There is no arguing that the potential for new technologies in African markets is immense. Unmanned logistics, innovative use cases for drones, satellite imagery, Artificial Intelligence (AI), advanced analytics and more are already beginning to disrupt industries - from agriculture, to manufacturing, to emergency healthcare - on the continent.
Digital technologies in this space, for instance, can provide farmers - in large part the backbone of many African economies - with access to data that can transform the way they plan and operate their fields. As well, areas that continue to face infrastructure challenges can become better connected to vital resources with the help of autonomous drones and UAVs. These technologies can and are being built by local entrepreneurs on the ground, in markets across the continent, who are forming local and regional value chains.
What these entrepreneurs need to be able to compete in a global market is support in the form of skills development, investment, government intervention, partnerships with industry experts and a connection to fellow innovators in the space. The innovation ecosystem on the continent, particularly in the aerospace sector, is just beginning to grow, and with greater investment in incubator and accelerator programmes, and support from both the public and private sector, we will undoubtedly see it compete in global markets.
To learn more about the #AFRICA4FUTURE aerospace accelerator programme, download the case study
This case study evaluates the 6-month #Africa4Future Aerospace Accelerator Programme, executed jointly through a Public Private Partnership between Airbus BizLab and the Tech Entrepreneurship Initiative Make-IT in Africa. Deutsche Gesellschaft für Internationale Zusammenarbeit (GIZ) implements “Make-IT in Africa” on behalf of the German Federal Ministry for Economic Cooperation and Development (BMZ), as part of BMZ’s Digital Africa Initiative.
In 2018-19, MEST Africa and Innocircle supported Airbus and GIZ in implementing the #Africa4Future accelerator, which aimed to take a step toward fostering the African aerospace ecosystem and providing support for ten of the continent’s most promising technology startups.

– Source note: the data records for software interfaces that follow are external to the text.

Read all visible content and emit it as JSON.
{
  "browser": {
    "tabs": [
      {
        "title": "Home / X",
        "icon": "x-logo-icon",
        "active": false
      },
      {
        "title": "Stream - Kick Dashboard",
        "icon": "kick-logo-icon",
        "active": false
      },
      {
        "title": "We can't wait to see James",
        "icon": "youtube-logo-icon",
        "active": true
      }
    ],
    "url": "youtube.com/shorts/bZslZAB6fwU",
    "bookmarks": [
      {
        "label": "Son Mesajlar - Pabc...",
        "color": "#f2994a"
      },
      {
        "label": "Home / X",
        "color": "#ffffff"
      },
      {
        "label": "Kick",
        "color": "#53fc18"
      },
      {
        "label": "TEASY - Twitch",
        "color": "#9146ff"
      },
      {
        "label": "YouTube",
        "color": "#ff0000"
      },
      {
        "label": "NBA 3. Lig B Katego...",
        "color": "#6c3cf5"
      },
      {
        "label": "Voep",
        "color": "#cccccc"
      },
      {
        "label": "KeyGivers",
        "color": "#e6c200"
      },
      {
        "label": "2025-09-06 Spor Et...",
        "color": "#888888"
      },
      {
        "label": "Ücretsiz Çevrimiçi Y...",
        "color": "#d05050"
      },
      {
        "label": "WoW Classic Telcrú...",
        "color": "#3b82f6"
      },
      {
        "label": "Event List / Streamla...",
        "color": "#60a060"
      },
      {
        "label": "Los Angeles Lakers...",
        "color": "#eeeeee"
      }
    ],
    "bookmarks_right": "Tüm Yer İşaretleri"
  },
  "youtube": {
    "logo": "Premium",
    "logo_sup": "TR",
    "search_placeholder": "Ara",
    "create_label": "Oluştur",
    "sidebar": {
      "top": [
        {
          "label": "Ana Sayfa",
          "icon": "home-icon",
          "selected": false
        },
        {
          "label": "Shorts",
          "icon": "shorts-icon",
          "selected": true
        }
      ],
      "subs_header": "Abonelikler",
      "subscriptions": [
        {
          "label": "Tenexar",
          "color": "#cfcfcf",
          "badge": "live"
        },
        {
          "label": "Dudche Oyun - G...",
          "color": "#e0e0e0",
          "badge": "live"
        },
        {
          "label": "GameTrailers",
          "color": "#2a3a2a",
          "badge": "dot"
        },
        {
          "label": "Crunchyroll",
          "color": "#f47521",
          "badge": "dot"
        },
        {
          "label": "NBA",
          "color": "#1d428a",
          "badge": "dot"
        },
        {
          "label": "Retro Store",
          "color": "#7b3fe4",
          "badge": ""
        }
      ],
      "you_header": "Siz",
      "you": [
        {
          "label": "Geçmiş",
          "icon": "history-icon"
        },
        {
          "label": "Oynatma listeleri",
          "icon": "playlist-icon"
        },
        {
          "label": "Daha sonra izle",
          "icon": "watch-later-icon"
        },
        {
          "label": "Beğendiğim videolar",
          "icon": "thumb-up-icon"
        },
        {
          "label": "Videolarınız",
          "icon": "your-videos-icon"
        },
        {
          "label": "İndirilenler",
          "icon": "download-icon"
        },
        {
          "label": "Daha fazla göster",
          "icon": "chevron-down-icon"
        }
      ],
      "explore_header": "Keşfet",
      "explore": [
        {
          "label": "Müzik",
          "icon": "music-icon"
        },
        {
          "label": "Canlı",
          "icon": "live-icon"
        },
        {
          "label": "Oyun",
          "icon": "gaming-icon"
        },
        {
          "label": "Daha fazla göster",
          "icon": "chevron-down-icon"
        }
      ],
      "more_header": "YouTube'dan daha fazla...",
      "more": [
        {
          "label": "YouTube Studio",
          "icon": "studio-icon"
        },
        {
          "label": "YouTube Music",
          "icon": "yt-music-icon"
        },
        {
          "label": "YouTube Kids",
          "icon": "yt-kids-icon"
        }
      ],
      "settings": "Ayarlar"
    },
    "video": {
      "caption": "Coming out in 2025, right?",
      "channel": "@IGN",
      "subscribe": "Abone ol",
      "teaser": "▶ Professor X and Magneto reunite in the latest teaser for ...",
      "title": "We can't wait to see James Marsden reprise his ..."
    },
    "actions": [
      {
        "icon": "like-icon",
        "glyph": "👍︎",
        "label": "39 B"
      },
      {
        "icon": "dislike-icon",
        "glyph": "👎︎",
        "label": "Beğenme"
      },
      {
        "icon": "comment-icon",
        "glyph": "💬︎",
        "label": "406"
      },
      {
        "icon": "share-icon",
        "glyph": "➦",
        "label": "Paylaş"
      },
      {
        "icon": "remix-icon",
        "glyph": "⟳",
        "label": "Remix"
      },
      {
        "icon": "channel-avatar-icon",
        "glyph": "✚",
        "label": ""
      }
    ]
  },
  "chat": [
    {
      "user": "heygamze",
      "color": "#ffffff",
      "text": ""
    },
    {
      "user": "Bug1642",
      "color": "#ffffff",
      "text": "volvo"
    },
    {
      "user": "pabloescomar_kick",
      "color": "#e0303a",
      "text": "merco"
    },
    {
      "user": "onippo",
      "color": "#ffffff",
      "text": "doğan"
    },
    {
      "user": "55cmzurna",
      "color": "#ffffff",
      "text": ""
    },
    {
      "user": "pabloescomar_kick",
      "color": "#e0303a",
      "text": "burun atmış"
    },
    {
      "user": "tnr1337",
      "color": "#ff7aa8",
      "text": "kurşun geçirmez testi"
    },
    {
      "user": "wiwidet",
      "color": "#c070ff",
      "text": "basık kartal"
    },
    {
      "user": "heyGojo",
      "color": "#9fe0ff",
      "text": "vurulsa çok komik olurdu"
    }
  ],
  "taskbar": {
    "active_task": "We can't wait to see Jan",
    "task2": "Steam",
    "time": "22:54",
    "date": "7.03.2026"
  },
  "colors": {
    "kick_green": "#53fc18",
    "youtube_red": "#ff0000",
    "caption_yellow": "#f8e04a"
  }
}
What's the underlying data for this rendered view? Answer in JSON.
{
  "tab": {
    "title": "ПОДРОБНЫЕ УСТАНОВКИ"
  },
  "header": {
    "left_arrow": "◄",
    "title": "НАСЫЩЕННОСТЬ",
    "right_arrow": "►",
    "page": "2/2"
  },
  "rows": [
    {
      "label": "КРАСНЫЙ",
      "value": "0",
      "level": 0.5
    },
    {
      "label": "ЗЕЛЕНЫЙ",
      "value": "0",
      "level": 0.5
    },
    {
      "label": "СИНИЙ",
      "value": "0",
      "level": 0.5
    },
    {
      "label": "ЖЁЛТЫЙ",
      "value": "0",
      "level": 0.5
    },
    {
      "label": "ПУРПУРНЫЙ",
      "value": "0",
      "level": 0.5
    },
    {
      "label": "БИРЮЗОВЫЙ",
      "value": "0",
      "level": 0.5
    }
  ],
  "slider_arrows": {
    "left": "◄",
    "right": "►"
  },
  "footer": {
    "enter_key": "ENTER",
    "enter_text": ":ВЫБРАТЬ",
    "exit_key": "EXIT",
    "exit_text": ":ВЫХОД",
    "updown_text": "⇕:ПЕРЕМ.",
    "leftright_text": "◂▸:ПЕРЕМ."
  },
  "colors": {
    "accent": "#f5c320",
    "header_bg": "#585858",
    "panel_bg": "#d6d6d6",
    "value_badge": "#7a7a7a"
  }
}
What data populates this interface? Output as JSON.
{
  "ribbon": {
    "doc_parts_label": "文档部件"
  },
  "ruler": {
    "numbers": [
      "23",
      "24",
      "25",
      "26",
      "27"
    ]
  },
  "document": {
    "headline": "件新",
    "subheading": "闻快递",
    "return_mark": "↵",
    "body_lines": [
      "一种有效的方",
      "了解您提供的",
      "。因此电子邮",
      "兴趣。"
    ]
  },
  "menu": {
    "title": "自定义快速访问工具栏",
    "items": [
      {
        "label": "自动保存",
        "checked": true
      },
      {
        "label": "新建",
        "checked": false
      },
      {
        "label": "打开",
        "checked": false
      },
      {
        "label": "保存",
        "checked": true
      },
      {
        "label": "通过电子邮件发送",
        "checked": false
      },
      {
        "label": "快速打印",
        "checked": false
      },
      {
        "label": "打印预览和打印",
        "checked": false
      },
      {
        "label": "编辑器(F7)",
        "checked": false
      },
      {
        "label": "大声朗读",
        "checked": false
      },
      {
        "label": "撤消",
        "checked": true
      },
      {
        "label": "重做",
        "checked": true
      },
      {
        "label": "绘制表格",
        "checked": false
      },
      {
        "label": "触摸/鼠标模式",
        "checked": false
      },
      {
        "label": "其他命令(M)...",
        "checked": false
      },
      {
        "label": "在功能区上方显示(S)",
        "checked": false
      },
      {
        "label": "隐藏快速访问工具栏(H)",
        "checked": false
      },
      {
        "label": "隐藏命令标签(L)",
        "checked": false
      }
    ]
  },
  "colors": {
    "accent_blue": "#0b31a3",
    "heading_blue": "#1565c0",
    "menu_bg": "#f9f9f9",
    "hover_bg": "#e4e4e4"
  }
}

As a result of this programme, the participating startups have created both personal and business relationships among one another, contributing to the foundation of a PanAfrican innovation ecosystem.
They’ve also signed a Memorandum of Understanding (MoU) to create an official PanAfrican aerospace association, the African Aerospace and Remote Data Alliance (AARDA), with themselves as founding members. Moreover, five of the participating startups were able to build direct partnerships with Airbus and GIZ, including:
Elemental Numerics; signed a license agreement with Airbus Côte d'Ivoire Drone; signed a contract with GIZ Côte d'Ivoire Lentera; now an active user of satellite imagery platform UP42 Map Action; selected to become a client of OneAtlas Track Your Build; ambition to become a user of satellite imagery platform UP42
Others have attracted funding, launched and pivoted products, expanded or restructured their teams and come away with significant, tangible learnings.